The Seminiferous Tubules are lined with a complex stratified epithelium called seminiferous epithelium. It consists of two types of cells:
- Spermatogenic cells regularly replicate and differentiate into mature sperm. They are organized in poorly defined layers of progressive development. Most of the immature cells, spermatogonia, rest on the basal lamina. Most of the mature cells, spermatids, attach to the apical portion of the sertoli cells.
- Sertoli cells are the supporting or sustentacular cells. They do not replicate after puberty. They are columnar cells and contain complex apical and lateral processes that surround adjacent spermatogenic cells.
The seminiferous epithelium rests on a basal lamina, surrounded by 3-4 layers of myoid cells and collagen fibrils. The contractions of myoid cells create peristaltic waves that help sperm and fluid to exit the seminiferous tubules.

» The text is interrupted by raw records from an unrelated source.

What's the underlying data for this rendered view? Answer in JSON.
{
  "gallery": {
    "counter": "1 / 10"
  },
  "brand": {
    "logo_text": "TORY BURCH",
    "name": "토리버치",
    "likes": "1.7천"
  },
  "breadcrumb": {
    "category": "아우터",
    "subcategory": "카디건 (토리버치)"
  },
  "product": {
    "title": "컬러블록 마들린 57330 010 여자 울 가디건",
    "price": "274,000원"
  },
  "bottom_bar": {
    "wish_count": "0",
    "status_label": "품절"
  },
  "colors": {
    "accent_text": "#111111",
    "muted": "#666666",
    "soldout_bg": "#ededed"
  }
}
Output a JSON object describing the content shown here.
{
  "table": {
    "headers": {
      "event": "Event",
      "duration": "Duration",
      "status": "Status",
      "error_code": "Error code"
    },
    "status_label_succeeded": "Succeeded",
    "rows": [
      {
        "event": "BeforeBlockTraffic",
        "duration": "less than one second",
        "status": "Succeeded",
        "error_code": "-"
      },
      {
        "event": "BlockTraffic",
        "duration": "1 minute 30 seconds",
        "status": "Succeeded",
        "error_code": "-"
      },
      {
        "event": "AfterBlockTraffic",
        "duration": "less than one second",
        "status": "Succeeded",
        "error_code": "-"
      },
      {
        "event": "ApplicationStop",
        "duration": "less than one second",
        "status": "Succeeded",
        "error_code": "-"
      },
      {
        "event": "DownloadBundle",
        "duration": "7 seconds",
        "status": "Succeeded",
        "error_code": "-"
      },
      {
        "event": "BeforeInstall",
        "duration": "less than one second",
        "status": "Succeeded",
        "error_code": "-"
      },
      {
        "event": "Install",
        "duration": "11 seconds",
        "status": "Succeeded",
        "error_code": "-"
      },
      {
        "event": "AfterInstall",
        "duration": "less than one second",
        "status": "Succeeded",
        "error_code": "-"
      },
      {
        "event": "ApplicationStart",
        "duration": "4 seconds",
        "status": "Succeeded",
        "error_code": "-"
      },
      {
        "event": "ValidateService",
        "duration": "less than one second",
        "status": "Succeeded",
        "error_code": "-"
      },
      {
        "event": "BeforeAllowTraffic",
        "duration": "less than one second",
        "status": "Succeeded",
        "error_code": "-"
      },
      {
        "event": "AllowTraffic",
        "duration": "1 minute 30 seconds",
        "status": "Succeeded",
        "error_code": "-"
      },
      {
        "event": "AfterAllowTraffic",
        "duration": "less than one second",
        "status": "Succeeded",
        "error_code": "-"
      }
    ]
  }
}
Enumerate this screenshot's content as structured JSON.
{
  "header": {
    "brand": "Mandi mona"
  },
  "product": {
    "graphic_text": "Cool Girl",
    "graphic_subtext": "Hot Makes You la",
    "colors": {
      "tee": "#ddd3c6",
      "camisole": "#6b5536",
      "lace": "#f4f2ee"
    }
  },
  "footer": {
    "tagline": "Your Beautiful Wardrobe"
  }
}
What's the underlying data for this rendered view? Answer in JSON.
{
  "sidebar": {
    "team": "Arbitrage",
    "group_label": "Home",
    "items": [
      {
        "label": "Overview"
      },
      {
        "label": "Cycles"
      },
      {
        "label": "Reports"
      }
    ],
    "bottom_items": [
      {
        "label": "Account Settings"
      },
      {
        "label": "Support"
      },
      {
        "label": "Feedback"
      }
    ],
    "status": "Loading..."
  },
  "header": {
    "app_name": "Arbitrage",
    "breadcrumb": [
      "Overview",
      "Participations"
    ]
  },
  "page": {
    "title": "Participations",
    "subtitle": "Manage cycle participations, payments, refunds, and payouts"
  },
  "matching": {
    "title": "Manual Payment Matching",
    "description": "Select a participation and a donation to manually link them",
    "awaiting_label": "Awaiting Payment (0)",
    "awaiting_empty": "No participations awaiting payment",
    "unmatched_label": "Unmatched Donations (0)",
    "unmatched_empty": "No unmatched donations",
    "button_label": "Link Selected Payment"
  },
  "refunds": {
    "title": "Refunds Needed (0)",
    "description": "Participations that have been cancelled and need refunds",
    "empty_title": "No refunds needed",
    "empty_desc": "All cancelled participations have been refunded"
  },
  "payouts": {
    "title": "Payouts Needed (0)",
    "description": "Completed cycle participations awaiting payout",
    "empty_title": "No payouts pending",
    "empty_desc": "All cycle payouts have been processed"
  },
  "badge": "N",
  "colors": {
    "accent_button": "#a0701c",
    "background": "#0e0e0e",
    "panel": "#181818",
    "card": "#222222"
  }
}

- Leydig Cells or Interstitial Cells are located between the seminiferous tubules. They are large, polygonal cells. They contain large lipids droplets and have elaborate sERs. They show distinctive rod shaped cytoplasmic crystals (crystals of Reinke), which have refractile structures but their function is unknown. Their mitochondria have tubulovesicular cristae and secrete testosterone during early fetal and adult life. The become inactive between 5 months of fetal life until the onset of puberty.